Welcoming a newborn into the world is traditionally seen as a time of joy and excitement. While that’s the hope and desire of many families, reality can present other physical and emotional challenges. Unpredictable sleep patterns, balancing new routines and medical difficulties often leads to a gap in care for women. Having a plan for Mom’s postpartum care is equally as important as Baby’s.
What is the mission of Postpartum Care of Indiana?
We prepare new moms with education and coaching for their postpartum body, mind, and soul. We want to change the conversation around postpartum care so new moms can find stability and confidence to tackle the fourth trimester.
The “fourth trimester,” or the 12 weeks following childbirth, is equally important to pregnancy. Mothers should expect continued medical care and support; yet, this is not a common practice. With 83% of pregnancy-associated deaths in Indiana occurring postpartum, 90% of those being preventable, we have to change the system for postpartum care.
When and how did you begin building your business?
PPCI was the result of my personal experiences as a new mom and the power knowledge and education can provide to save lives.
I had been a nurse practitioner for twelve years when I became a mom, but I still wasn’t prepared for how alone and uncertain I felt about motherhood. My husband was so loving and supportive, but I was still overwhelmed. Thankfully, I found my way back to wellness by becoming a self-advocate for my needs.
Then, in January 2022, one of my best friends almost lost her life 5 days postpartum. Her condition was completely preventable, and I was beyond frustrated her care team missed her needs. I knew I needed to share my knowledge with others, so on January 2 of this year, while on maternity leave with my third child, I started a business focused on postpartum care for moms.
What’s a typical day like as PPCI's founder?
In between my time as a clinician for Myriad Genetics and being a mom to three boys under three, I am building my telehealth business. Each day looks a little different, but along with my team, I am usually holding new patient visits, reviewing session notes, researching best-practices, and holding follow-up appointments. We are determined and focused to develop a continuity of care plan for moms to meet their physical and emotional needs while building a community.
What type of support can patients expect?
To make sure we meet the needs of new moms, we focus on five essential areas for postpartum care: preparation, sleep and rest, nutrition, companionship, and coaching. When a patient reaches out for services, they have access to two nurse practitioners, a cardiac ICU nurse, and if needed, a bereavement nurse. Everyone on our staff is a mom, and four out of five have recently had a child. This summer, we will add an International Board Certified Lactation Consultant to our staff. Of course for anything else a mom might need, we tap into our robust network of referral partners.
What’s your favorite advice for motherhood?
In the early days of postpartum recovery, companionship is so important. My mom told me after I had my first child to always “say yes to help.” So, even if it meant a double coffee delivery or a food train overflow, I learned to accept help because people generally won’t offer unless they want to do it.

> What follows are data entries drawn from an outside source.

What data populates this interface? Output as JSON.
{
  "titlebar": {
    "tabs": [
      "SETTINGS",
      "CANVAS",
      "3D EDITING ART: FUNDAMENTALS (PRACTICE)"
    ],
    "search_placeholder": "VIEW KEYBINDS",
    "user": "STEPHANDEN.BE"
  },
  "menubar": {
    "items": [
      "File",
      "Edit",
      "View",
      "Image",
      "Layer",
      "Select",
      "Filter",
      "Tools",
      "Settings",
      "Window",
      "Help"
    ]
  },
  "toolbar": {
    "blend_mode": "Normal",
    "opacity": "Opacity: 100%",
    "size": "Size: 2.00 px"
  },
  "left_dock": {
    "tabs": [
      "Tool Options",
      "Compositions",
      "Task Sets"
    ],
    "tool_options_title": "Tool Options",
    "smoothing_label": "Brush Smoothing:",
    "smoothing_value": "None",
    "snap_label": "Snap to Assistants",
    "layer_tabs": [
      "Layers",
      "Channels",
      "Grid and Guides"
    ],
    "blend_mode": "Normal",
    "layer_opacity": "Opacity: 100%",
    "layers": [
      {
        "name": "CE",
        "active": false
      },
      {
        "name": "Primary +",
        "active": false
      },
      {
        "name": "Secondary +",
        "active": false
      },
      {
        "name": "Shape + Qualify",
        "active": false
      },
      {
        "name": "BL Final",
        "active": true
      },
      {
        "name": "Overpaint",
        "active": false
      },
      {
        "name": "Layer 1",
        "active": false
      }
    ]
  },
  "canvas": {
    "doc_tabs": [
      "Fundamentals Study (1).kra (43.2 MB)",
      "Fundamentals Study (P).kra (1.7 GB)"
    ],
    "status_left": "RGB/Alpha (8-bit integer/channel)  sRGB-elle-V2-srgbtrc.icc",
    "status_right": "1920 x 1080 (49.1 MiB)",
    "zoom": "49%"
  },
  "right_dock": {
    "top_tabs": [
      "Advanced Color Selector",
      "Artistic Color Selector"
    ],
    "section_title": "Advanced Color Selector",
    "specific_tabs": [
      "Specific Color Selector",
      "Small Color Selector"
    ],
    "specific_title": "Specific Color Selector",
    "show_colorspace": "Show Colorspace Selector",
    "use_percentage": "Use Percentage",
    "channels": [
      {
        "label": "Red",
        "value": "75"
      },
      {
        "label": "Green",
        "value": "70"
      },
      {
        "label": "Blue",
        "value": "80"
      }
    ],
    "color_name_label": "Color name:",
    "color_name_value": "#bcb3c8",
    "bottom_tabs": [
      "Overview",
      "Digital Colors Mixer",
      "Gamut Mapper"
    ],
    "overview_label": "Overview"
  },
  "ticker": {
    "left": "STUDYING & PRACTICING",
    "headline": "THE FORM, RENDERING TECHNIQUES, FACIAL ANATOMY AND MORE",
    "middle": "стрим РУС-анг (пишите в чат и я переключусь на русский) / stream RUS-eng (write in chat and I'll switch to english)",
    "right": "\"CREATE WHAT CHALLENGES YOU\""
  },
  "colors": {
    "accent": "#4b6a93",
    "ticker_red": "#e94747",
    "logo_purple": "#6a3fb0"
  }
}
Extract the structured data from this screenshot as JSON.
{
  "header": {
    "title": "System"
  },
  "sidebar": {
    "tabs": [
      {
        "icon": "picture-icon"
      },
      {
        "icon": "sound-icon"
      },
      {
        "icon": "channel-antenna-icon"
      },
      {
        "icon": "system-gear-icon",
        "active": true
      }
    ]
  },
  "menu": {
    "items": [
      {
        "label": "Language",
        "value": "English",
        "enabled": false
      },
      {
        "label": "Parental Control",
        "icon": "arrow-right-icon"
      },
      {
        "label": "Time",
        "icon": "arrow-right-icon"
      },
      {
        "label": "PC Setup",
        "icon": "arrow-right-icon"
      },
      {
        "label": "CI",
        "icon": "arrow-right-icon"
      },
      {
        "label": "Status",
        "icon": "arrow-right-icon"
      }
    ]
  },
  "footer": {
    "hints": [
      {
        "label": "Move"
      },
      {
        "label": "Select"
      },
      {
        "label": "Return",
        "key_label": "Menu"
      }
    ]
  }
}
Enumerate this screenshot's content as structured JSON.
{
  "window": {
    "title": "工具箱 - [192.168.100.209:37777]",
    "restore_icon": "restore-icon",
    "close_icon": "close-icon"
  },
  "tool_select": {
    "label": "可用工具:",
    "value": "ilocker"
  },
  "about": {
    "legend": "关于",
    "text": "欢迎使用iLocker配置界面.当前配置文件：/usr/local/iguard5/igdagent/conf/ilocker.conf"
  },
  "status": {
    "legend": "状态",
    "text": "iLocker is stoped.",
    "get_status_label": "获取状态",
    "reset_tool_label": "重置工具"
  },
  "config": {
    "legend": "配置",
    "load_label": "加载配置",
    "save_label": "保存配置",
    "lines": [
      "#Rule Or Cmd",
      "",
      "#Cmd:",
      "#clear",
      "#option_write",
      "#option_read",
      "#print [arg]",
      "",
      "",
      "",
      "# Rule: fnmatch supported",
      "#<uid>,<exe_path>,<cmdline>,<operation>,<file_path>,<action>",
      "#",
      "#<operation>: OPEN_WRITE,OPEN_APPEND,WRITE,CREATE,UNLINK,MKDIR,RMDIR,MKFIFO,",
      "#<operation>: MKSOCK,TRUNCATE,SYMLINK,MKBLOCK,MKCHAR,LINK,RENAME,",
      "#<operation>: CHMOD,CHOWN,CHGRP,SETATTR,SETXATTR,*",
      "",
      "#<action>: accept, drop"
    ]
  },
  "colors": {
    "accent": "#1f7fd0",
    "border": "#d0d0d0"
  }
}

Regarding motherhood, just try to stay in the moment. Each phase is a season, and thinking too far ahead or creating “what ifs” for the future can easily overwhelm you.
How can readers support your mission?
I want PPCI to become part of the postpartum standard of care for all women in Indiana. If you are willing to open doors to hospitals and healthcare facilities for partnership opportunities, I want to hear from you. If you are or know of a mom who is two years or less postpartum, reach out to us for support.
Connect with Stacia Scott at email@example.com or visit PPCareIndy.com to download free resources and schedule a free consultation.
With 83% of pregnancy-associated deaths in Indiana occurring postpartum, 90% of those being preventable, we have to change the system for postpartum care.